By Julian Nowag and Marios Iacovides The coronavirus pandemic has led to major shocks to the global economy and the EU Member States, with hardly any State spared. The European Commission estimates that the EU economy will contract by 7.5 % in 2020. Unemployment is forecast to rise from 6.7% in 2019 to 9% in 2020. Within this context, the […]
14. Mai 2020
Features von Daniel Mandrescu
credit card swiping

Restrictions of competition by object and multi-sided platforms – insights from Budapest Bank

The judgment of the CJEU in Budapest Bank (Case C-228/18) is the most recent case that provides guidance with regard to the application of art. 101 TFEU in the context of multi-sided platforms. The CJEU explicitly confirmed the possibility of finding restrictions of competition by object by such players despite the complexities originating from their multi-sided nature. However, the manner in which […]
23. Apr 2020
Features von Friso Bostoen

Venture capital and antitrust: on exit strategies, killer acquisitions, and innovation harms

Venture capital (VC) is the primary source of financing for early-stage startups bringing their innovation to market. And a disproportionate amount of venture capital goes to startups in the tech sector. However, the last few years have seen a contraction in VC investment, particularly in potential competitors to incumbent digital platforms such as Facebook, Google and Amazon, which some interpret as […]
06. Apr 2020
Features von Rita Paukste

EURIBOR Cartel: Features of Collusion and Detection of Cartel

A colleague of mine (kudos for you know who you are) once told me that in his competition law class he has a part called “how to make a good cartel?” A thought-provoking academic exercise in many aspects, indeed. When analyzing cartels in the financial sector this popped in mind to raise other questions – how participants in cartels in […]
25. Mrz 2020
Features von David van Wamel
Picture of Elevator

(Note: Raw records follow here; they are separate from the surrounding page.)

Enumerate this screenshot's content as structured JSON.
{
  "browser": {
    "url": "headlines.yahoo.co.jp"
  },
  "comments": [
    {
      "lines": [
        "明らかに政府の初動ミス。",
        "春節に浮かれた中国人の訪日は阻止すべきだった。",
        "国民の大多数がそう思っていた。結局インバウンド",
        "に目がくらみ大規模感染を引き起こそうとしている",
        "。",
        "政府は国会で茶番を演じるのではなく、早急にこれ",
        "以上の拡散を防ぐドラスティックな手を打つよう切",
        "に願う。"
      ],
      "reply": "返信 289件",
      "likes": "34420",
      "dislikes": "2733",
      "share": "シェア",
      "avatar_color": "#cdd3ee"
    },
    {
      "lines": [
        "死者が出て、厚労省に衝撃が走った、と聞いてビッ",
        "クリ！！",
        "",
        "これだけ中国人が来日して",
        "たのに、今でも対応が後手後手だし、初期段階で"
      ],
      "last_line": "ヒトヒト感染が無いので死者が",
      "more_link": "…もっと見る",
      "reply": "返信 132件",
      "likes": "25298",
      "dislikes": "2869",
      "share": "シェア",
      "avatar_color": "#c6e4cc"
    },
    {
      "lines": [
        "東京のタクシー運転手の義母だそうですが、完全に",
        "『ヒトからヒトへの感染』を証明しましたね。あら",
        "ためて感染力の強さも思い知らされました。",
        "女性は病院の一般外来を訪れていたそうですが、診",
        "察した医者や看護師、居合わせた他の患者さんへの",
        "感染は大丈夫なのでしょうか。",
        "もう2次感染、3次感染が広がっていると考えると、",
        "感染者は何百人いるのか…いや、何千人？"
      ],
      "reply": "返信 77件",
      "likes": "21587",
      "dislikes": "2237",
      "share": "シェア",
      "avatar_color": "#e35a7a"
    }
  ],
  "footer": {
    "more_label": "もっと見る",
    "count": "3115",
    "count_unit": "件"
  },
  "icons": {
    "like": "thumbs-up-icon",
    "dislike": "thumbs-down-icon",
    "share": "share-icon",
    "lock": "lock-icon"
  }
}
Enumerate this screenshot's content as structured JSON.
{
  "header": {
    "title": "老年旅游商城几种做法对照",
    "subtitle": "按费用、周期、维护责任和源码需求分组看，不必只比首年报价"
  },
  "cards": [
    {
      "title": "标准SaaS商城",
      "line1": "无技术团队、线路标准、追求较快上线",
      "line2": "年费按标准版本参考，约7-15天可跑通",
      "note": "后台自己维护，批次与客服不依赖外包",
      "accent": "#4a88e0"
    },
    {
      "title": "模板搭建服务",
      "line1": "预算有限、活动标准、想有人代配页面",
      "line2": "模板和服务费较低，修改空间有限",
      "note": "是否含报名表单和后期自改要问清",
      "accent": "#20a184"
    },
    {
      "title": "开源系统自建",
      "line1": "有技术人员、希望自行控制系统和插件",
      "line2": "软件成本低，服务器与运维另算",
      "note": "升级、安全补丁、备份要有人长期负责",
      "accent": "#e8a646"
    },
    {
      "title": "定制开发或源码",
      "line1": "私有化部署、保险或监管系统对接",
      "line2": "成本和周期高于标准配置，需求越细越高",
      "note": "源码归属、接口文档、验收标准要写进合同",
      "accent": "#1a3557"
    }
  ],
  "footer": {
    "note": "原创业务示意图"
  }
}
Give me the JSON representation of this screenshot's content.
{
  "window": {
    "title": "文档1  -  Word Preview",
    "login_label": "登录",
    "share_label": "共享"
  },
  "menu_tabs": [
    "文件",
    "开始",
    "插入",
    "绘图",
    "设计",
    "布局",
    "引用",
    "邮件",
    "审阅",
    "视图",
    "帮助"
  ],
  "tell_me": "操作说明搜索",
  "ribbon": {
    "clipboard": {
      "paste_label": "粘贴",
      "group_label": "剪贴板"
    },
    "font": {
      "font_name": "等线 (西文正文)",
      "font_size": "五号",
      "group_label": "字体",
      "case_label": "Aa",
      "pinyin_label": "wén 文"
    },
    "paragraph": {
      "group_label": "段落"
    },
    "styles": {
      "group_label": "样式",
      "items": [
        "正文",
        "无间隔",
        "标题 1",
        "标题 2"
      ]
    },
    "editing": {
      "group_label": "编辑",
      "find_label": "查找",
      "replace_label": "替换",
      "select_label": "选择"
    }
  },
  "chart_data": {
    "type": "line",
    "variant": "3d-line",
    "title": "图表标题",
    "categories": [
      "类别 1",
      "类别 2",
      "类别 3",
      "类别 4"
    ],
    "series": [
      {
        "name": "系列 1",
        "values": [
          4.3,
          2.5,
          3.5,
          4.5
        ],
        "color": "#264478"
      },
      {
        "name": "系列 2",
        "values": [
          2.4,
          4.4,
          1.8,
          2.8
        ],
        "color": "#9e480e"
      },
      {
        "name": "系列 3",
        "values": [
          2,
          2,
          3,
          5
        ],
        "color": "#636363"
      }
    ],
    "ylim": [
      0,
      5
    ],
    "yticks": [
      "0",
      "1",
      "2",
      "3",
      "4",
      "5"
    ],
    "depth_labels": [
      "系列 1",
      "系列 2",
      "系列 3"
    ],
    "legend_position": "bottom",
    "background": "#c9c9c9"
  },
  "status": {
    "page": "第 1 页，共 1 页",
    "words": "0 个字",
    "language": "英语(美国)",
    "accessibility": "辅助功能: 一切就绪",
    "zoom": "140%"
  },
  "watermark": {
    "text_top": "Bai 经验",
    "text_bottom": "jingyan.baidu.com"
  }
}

Otis II: A lost opportunity to clear the mist

In Otis II, the Court of Justice of the European Union (‘Court’) reaffirms that any party can claim damages for loss caused by an EU competition law infringement. More specifically, persons not active on the market affected by a cartel, but who provide subsidies to buyers of the products offered on that market, must be able to claim damages for […]
16. Mrz 2020
Features von Friso Bostoen

Corona and EU economic law: Antitrust (Articles 101 and 102 TFEU)

By Friso Bostoen and Liesbet Van Acker As the corona pandemic instils more and more fear in the population, some of its economic effects are immediately noticeable. Two items—hand sanitizer and facemasks—have been in particularly high demand (and short supply). This has driven prices up to a level where one may wonder whether they are abusive in the sense of […]
05. Mrz 2020
Features von Tommi Lahtinen

Reverse payment settlements in the European Union after the Generics (UK) judgment – perplexing legal uncertainty

On January 30th, the Court of Justice (“the Court”) released its judgment in the Generics (UK) case. In a preliminary ruling procedure, the UK Competition Appeal Tribunal asked the Court to provide guidance on how to interpret Article 101 TFEU with regard to patent settlements between pharmaceutical companies. The judgment has considerable legal significance as it represents the very first […]

Nutzen Sie unseren Newsletter, um sich regelmäßig über Konferenzen, Workshops, Trainings und die  neuesten Ausgaben unserer Fachzeitschriften u.a. aus den Bereichen des europäischen Wettbewerbs- und Vergaberechte, Datenschutzrechte, Abfallrecht, Umwelt- und Planungsrecht sowie Chemikalien- und Pharmarecht zu informieren.

Verpassen Sie keine Events und Publikationen. Neuigkeiten abonnieren